Pope Francis on Tuesday became an e-resident of Estonia while on a visit to the cyber-savvy Baltic country known for being one of the world's most wired nations.
"Pope Francis is the 37,647th e-resident," the Estonian presidency said in a statement after the pontiff received his own digital ID.
Estonia "began offering e-residency in 2014 to provide people around the world with a secure digital identity and online access to Estonia's public and private services," it added.
Other notable names from among the thousands of e-residents from 157 countries are German Chancellor Angela Merkel and Japanese Prime Minister Shinzo Abe.
Touted as a "trans-national government-issued digital identity", e-residency allows users to open a business in the EU and then run it remotely with the ability to declare taxes and sign documents digitally.

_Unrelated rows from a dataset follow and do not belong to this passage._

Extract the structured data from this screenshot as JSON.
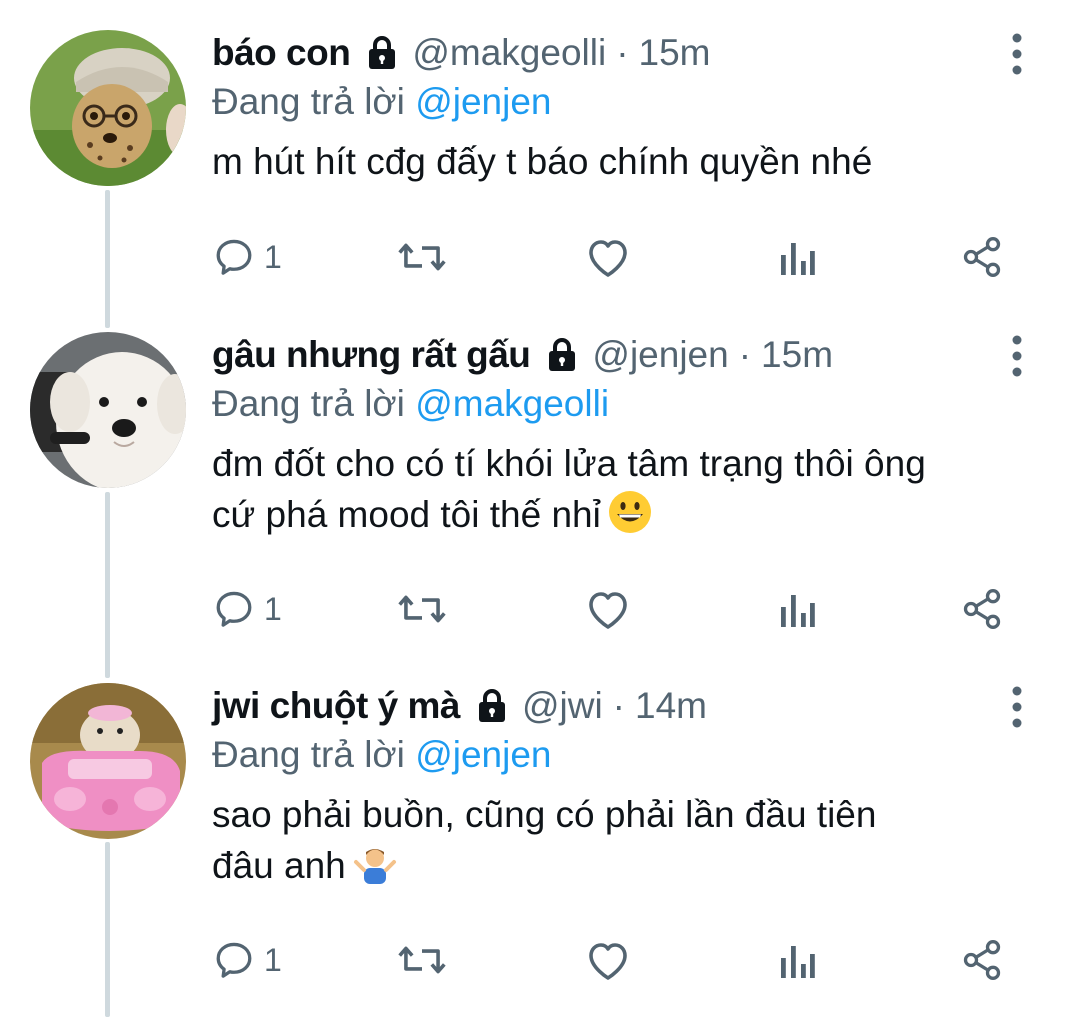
{
  "theme": {
    "text": "#0f1419",
    "muted": "#536471",
    "accent": "#1d9bf0",
    "thread_line": "#cfd9de"
  },
  "tweets": [
    {
      "display_name": "báo con",
      "handle": "@makgeolli",
      "separator": "·",
      "time": "15m",
      "reply_prefix": "Đang trả lời",
      "reply_to": "@jenjen",
      "body_lines": [
        "m hút hít cđg đấy t báo chính quyền nhé"
      ],
      "emoji": "",
      "reply_count": "1",
      "avatar_icon": "cheetah-cub-avatar",
      "locked": true
    },
    {
      "display_name": "gâu nhưng rất gấu",
      "handle": "@jenjen",
      "separator": "·",
      "time": "15m",
      "reply_prefix": "Đang trả lời",
      "reply_to": "@makgeolli",
      "body_lines": [
        "đm đốt cho có tí khói lửa tâm trạng thôi ông",
        "cứ phá mood tôi thế nhỉ"
      ],
      "emoji": "grinning-face-emoji",
      "reply_count": "1",
      "avatar_icon": "white-dog-avatar",
      "locked": true
    },
    {
      "display_name": "jwi chuột ý mà",
      "handle": "@jwi",
      "separator": "·",
      "time": "14m",
      "reply_prefix": "Đang trả lời",
      "reply_to": "@jenjen",
      "body_lines": [
        "sao phải buồn, cũng có phải lần đầu tiên",
        "đâu anh"
      ],
      "emoji": "person-shrugging-emoji",
      "reply_count": "1",
      "avatar_icon": "hamster-pink-car-avatar",
      "locked": true
    }
  ]
}
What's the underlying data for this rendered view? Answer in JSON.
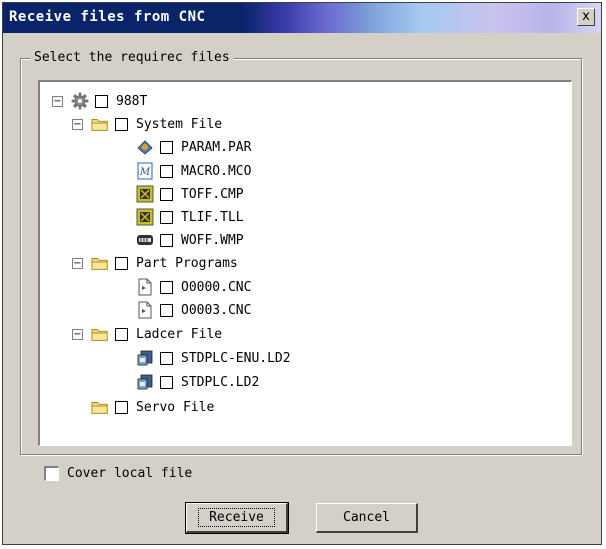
{
  "window": {
    "title": "Receive files from CNC",
    "close_label": "x"
  },
  "group": {
    "legend": "Select the requirec files"
  },
  "tree": {
    "root": {
      "expander": "−",
      "icon": "gear-icon",
      "label": "988T"
    },
    "system": {
      "expander": "−",
      "icon": "folder-icon",
      "label": "System File"
    },
    "param": {
      "icon": "param-file-icon",
      "label": "PARAM.PAR"
    },
    "macro": {
      "icon": "macro-file-icon",
      "label": "MACRO.MCO"
    },
    "toff": {
      "icon": "tool-offset-file-icon",
      "label": "TOFF.CMP"
    },
    "tlif": {
      "icon": "tool-life-file-icon",
      "label": "TLIF.TLL"
    },
    "woff": {
      "icon": "work-offset-file-icon",
      "label": "WOFF.WMP"
    },
    "programs": {
      "expander": "−",
      "icon": "folder-icon",
      "label": "Part Programs"
    },
    "o0000": {
      "icon": "document-icon",
      "label": "O0000.CNC"
    },
    "o0003": {
      "icon": "document-icon",
      "label": "O0003.CNC"
    },
    "ladder": {
      "expander": "−",
      "icon": "folder-icon",
      "label": "Ladcer File"
    },
    "stdplc_enu": {
      "icon": "ladder-file-icon",
      "label": "STDPLC-ENU.LD2"
    },
    "stdplc": {
      "icon": "ladder-file-icon",
      "label": "STDPLC.LD2"
    },
    "servo": {
      "icon": "folder-icon",
      "label": "Servo File"
    }
  },
  "cover": {
    "label": "Cover local file",
    "checked": false
  },
  "buttons": {
    "receive": "Receive",
    "cancel": "Cancel"
  },
  "colors": {
    "title_start": "#0a246a",
    "face": "#d4d0c8",
    "folder": "#f5d76e"
  }
}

It does not provide citizenship, tax residency, physical residency or the right to travel to Estonia.
The country dubbed E-stonia has made a name for itself as a trailblazer in technology, notably having pioneered e-voting in 2005 and playing host to NATO's cyber defence centre.
Pope Francis has been on a tour of the Baltic countries of Estonia, Latvia and Lithuania since the weekend.
© 2018 AFP